            Looking forward to meet you in person… 🙂


  12. Vincent Ogutu says:

    Congratulations once more on D1D1. So happy that you and especially Pam came over to see me – hadn’t seen her in years! Thanks for that touching story about Frank – so inspired by his generosity, humanity, and attention to the tiny things that really count in life. Oh, and by the way, great pic of the stairwell.

  13. Ralph says:

    Congrats Tony! Thanks for the update!

  14. steve lyon says:

    Congratulations, good Sir! Dang glad to see that D1 and D1D1 are happy and healthy.

    • Tony says:

      Thanks, Iron Butt! Hey, did the paperwork go through yet? I’ve been wondering if you ever got that official bobblehead doll they owe you, the combination floor jack/electron microscope, blender/jerky-maker thing whatever it was?

  15. Pickleman says:

    Congrats, gramps! Damn, babies sure are cute. Echo your observations on 911 Memorial – and now I’m salivating for some Indian cuisine. Best of the new year!

    • Tony says:

      Thanks, John! So far I’ve noticed that once you have a grandchild it seems weird not to see her every day. Oh well, today I think I might set the writing aside and paint that dollhouse/bookcase thing I built for her. Won’t do anything outdoors; it’s cold here & the sky looks as if it has some Michigan to dump on us.

  16. emery says:

    Tony. Grandchildren are God’s gift for not killing your kids. As a new member of the Grandpa Society, it is your duty to help the grand kids come up with mischief they never dreamed about.

    Other guides of life:
    buy cool noisy toys that require batteries
    botch a few diaper changes and they won’t let you do it again
    get ’em hopped up on sugar before sending them home
    grandpas can do anything

    In between times I know you will teach them the values that are most important to you.

    • Tony says:

      Too bad the iron piggy’s down for repairs, I could take the little one out for her first motorcycle ride! Well, but it is chilly, 16 degrees… I’d probably hear about that.

  17. Tom Brown says:

    Wonderful photos & text. Glad that Pam’s shoulder has healed so she can tote baby and baby gear. Suggestion: Drop the D1D1 tag — your granddaughter is much prettier than a robot.

    • Tony says:

      Haha! Indeed she is, Tom.

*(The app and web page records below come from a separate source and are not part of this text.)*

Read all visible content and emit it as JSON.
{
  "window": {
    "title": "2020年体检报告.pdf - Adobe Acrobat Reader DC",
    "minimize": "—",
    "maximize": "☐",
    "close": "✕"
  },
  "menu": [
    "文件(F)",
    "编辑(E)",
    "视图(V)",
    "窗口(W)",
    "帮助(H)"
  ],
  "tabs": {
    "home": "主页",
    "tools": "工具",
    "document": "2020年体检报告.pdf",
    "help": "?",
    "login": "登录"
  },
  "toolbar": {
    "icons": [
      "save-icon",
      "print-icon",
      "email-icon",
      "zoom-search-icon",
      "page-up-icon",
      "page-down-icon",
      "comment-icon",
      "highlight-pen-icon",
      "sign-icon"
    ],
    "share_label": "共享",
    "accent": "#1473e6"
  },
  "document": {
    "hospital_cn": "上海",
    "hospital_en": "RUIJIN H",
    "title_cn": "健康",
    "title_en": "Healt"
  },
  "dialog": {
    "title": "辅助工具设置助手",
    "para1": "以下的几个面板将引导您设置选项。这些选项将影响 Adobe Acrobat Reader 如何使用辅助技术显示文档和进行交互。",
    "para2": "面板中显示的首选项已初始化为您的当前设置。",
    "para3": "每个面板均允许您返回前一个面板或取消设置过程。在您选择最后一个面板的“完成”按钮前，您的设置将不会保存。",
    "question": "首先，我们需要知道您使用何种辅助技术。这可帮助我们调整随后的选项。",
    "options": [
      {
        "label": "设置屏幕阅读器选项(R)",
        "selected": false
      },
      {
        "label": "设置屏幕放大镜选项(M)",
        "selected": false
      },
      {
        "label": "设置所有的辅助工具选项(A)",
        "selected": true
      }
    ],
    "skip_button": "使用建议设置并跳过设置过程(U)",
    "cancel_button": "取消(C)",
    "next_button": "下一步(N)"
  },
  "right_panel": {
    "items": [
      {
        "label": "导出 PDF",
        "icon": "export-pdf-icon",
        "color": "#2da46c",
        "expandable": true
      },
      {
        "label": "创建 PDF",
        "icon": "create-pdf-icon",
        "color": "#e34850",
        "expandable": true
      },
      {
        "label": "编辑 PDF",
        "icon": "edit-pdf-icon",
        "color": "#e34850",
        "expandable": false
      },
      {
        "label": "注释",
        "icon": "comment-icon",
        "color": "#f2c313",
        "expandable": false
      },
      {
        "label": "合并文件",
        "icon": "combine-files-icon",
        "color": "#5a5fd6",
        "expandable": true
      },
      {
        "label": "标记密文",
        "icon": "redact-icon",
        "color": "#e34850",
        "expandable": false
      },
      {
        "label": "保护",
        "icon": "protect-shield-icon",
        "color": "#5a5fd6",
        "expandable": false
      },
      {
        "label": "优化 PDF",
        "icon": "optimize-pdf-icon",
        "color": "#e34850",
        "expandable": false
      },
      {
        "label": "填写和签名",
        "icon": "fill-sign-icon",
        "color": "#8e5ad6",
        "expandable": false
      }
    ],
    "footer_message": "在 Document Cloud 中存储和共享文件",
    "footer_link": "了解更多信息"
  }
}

      Port Orange even sounds like a milder place to be today than deep-frozen, wind-scoured Little Rhody.

Leave a Reply

Your email address will not be published. Required fields are marked *